-- What to do --
The answer is a number and nothing else: the count of lines in these entries containing the word "name".
---
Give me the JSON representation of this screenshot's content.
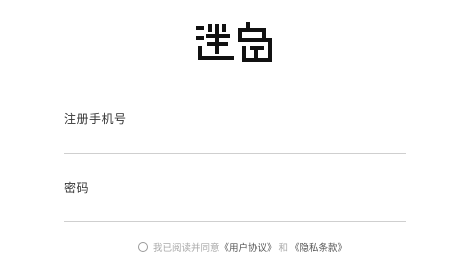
{
  "logo": {
    "text": "迷岛",
    "icon": "mi-dao-logo"
  },
  "form": {
    "phone_label": "注册手机号",
    "phone_value": "",
    "password_label": "密码",
    "password_value": ""
  },
  "agreement": {
    "checked": false,
    "prefix": "我已阅读并同意",
    "user_agreement": "《用户协议》",
    "conjunction": "和",
    "privacy_policy": "《隐私条款》"
  },
  "colors": {
    "background": "#ffffff",
    "text": "#333333",
    "muted": "#aaaaaa",
    "divider": "#cfcfcf"
  }
}
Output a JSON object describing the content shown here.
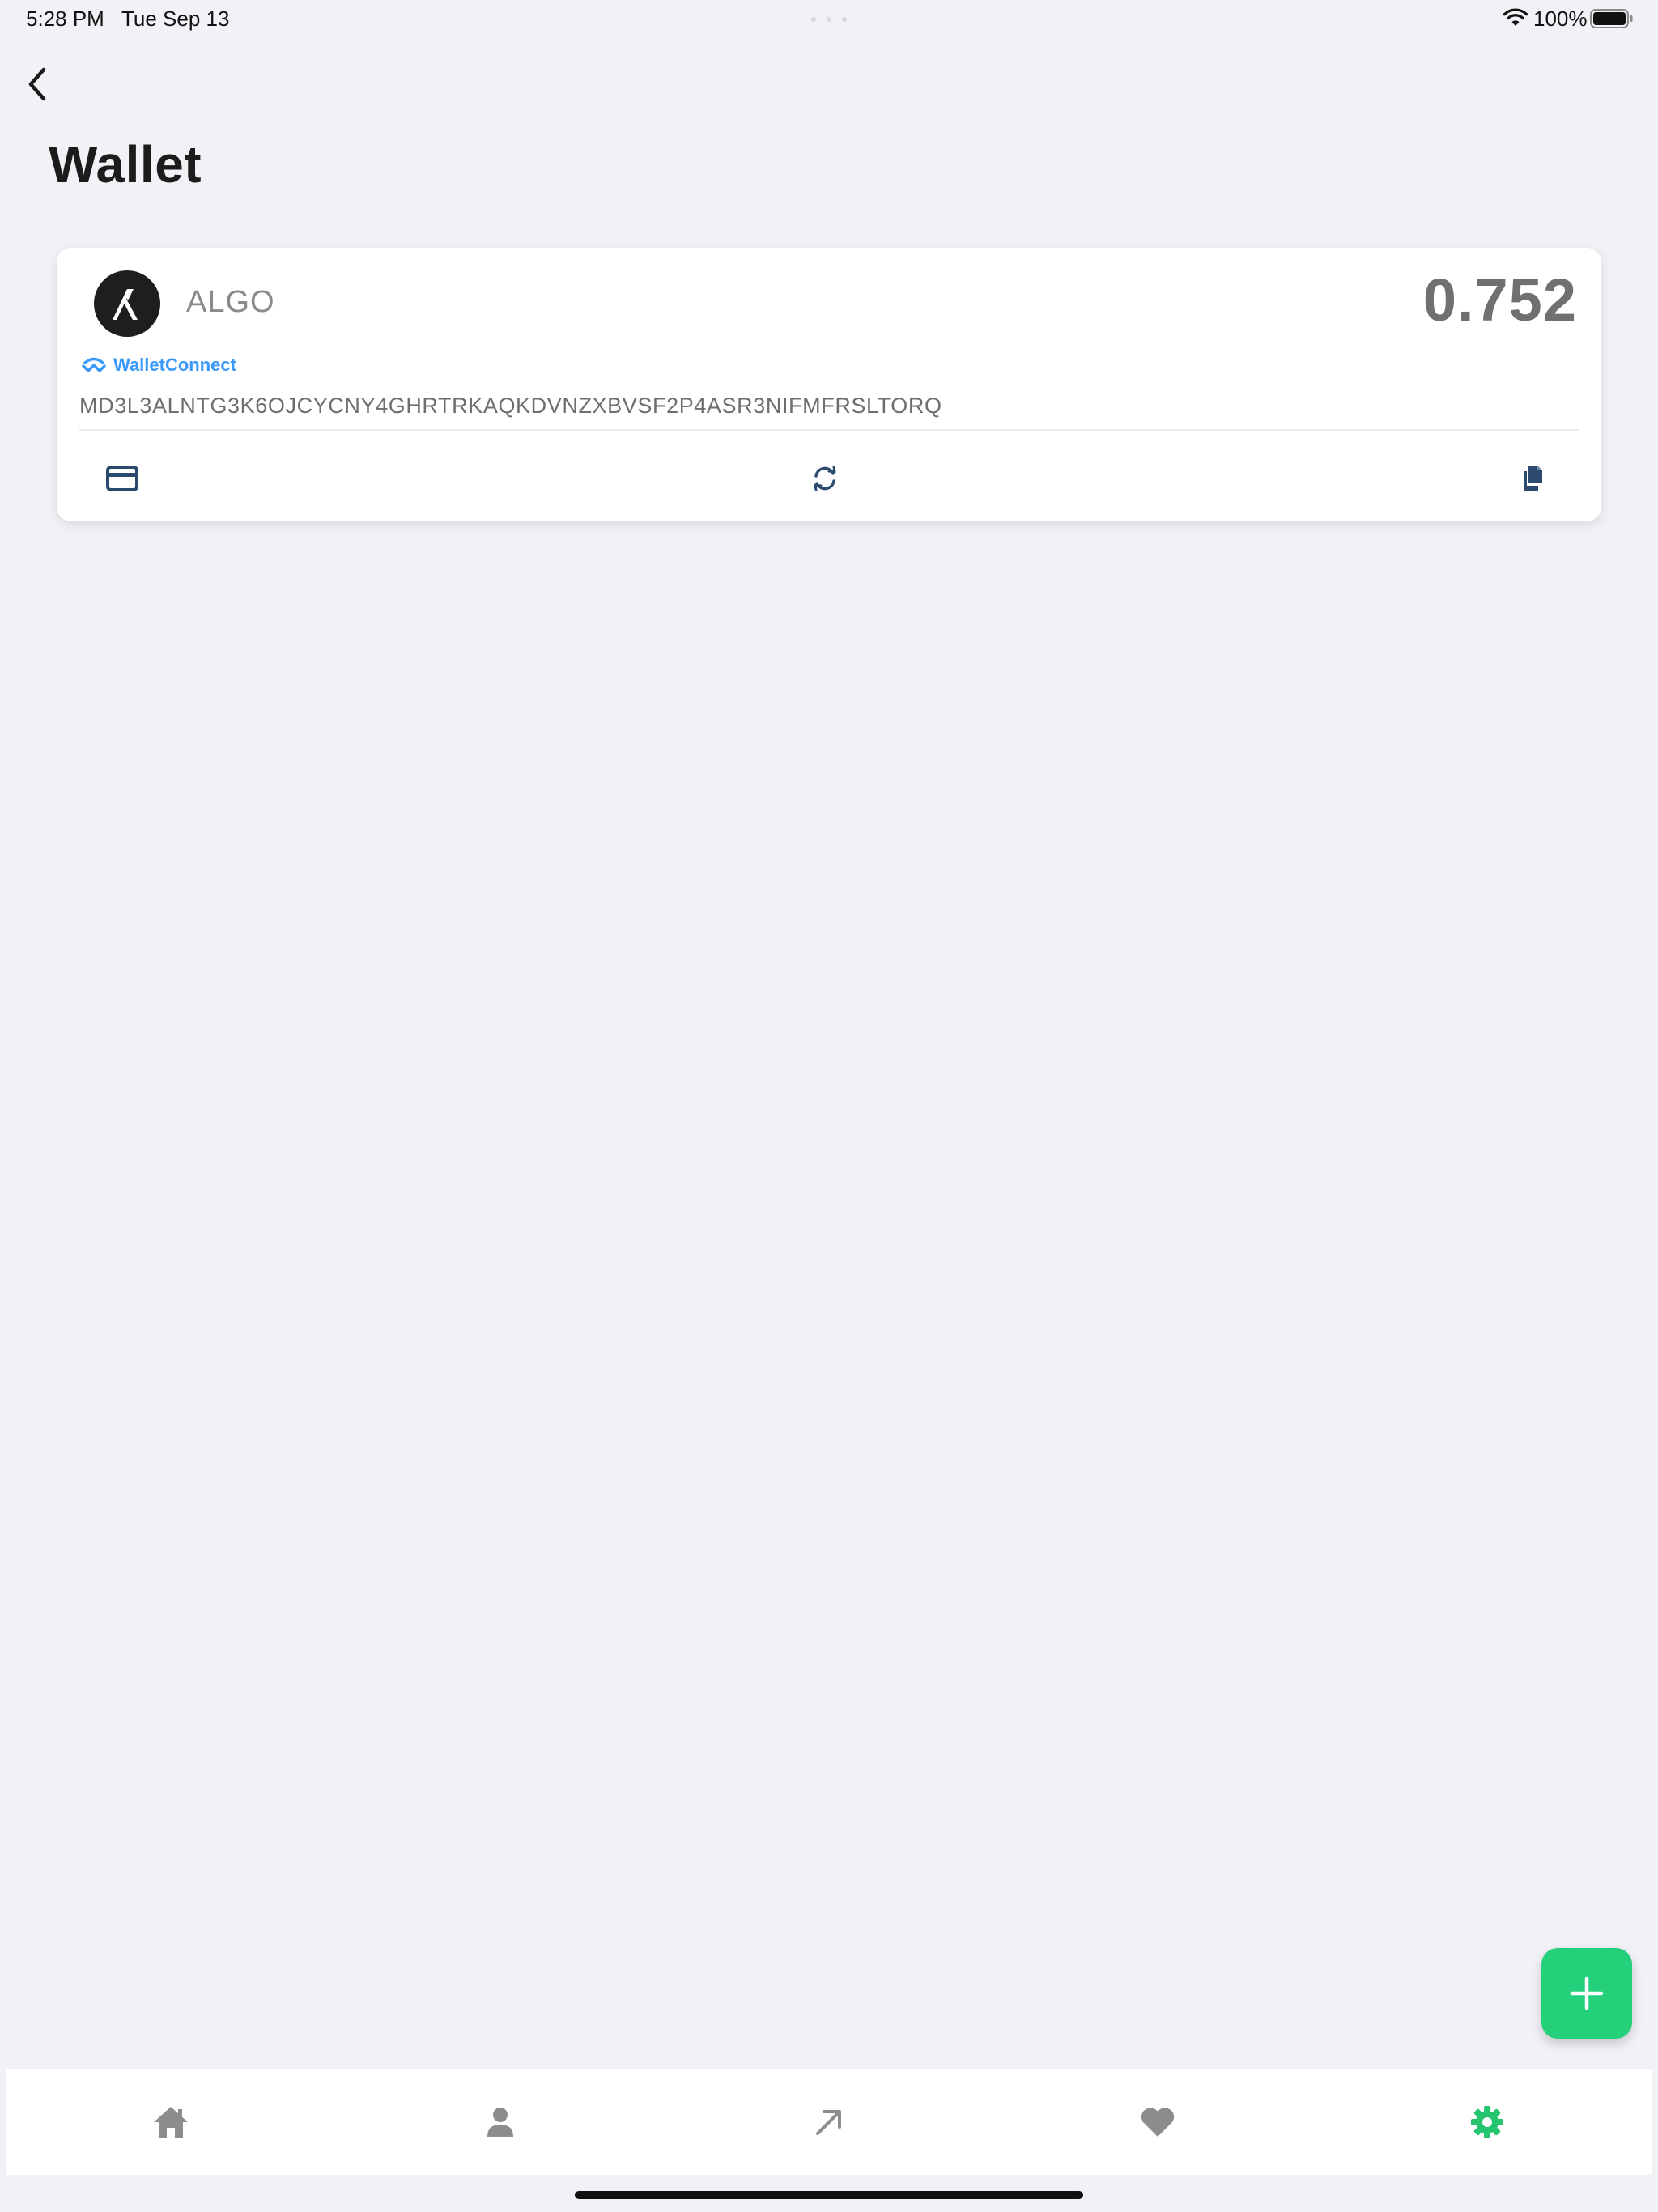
{
  "status_bar": {
    "time": "5:28 PM",
    "date": "Tue Sep 13",
    "battery_percent": "100%",
    "battery_level": 1.0
  },
  "header": {
    "back_icon": "chevron-left-icon",
    "title": "Wallet"
  },
  "wallet_card": {
    "coin": "ALGO",
    "coin_icon": "algorand-logo",
    "balance": "0.752",
    "connector": "WalletConnect",
    "connector_color": "#3b99fc",
    "address": "MD3L3ALNTG3K6OJCYCNY4GHRTRKAQKDVNZXBVSF2P4ASR3NIFMFRSLTORQ",
    "actions": [
      {
        "name": "card",
        "icon": "credit-card-icon"
      },
      {
        "name": "refresh",
        "icon": "refresh-icon"
      },
      {
        "name": "copy",
        "icon": "copy-icon"
      }
    ]
  },
  "fab": {
    "icon": "plus-icon",
    "color": "#25d07a"
  },
  "tab_bar": {
    "tabs": [
      {
        "name": "home",
        "icon": "home-icon",
        "active": false
      },
      {
        "name": "profile",
        "icon": "person-icon",
        "active": false
      },
      {
        "name": "send",
        "icon": "arrow-up-right-icon",
        "active": false
      },
      {
        "name": "favorites",
        "icon": "heart-icon",
        "active": false
      },
      {
        "name": "settings",
        "icon": "gear-icon",
        "active": true
      }
    ],
    "active_color": "#25c46f",
    "inactive_color": "#8c8c8c"
  }
}
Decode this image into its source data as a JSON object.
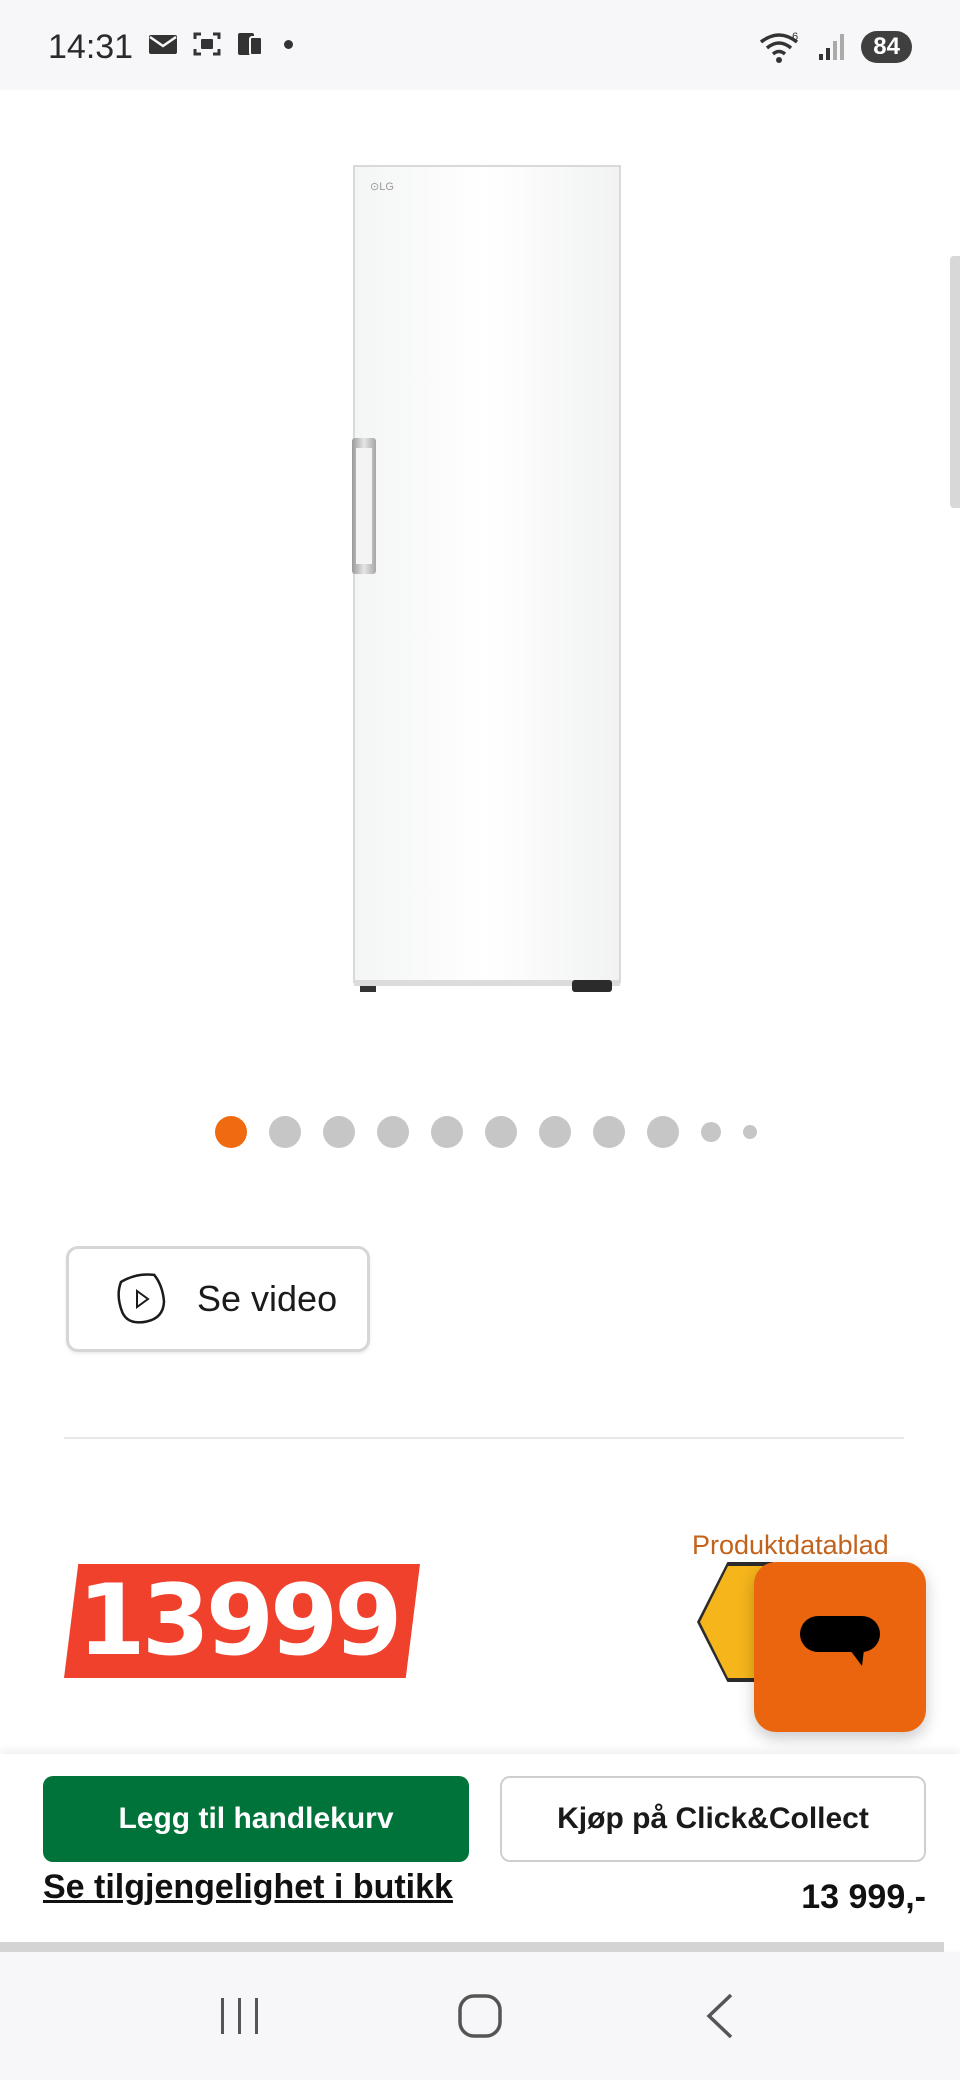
{
  "status_bar": {
    "time": "14:31",
    "battery": "84",
    "wifi_label": "6"
  },
  "product": {
    "image_alt": "LG white tall fridge",
    "brand_mark": "LG",
    "carousel": {
      "total_dots": 11,
      "active_index": 0
    }
  },
  "video_button": {
    "label": "Se video"
  },
  "price": {
    "big_price": "13999",
    "datasheet_label": "Produktdatablad"
  },
  "actions": {
    "add_to_cart": "Legg til handlekurv",
    "click_collect": "Kjøp på Click&Collect",
    "availability": "Se tilgjengelighet i butikk",
    "price_summary": "13 999,-"
  },
  "colors": {
    "accent_orange": "#ea650d",
    "price_red": "#f0412d",
    "cart_green": "#00733a",
    "energy_yellow": "#f5b51b"
  }
}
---
-- Result for this exercise --
8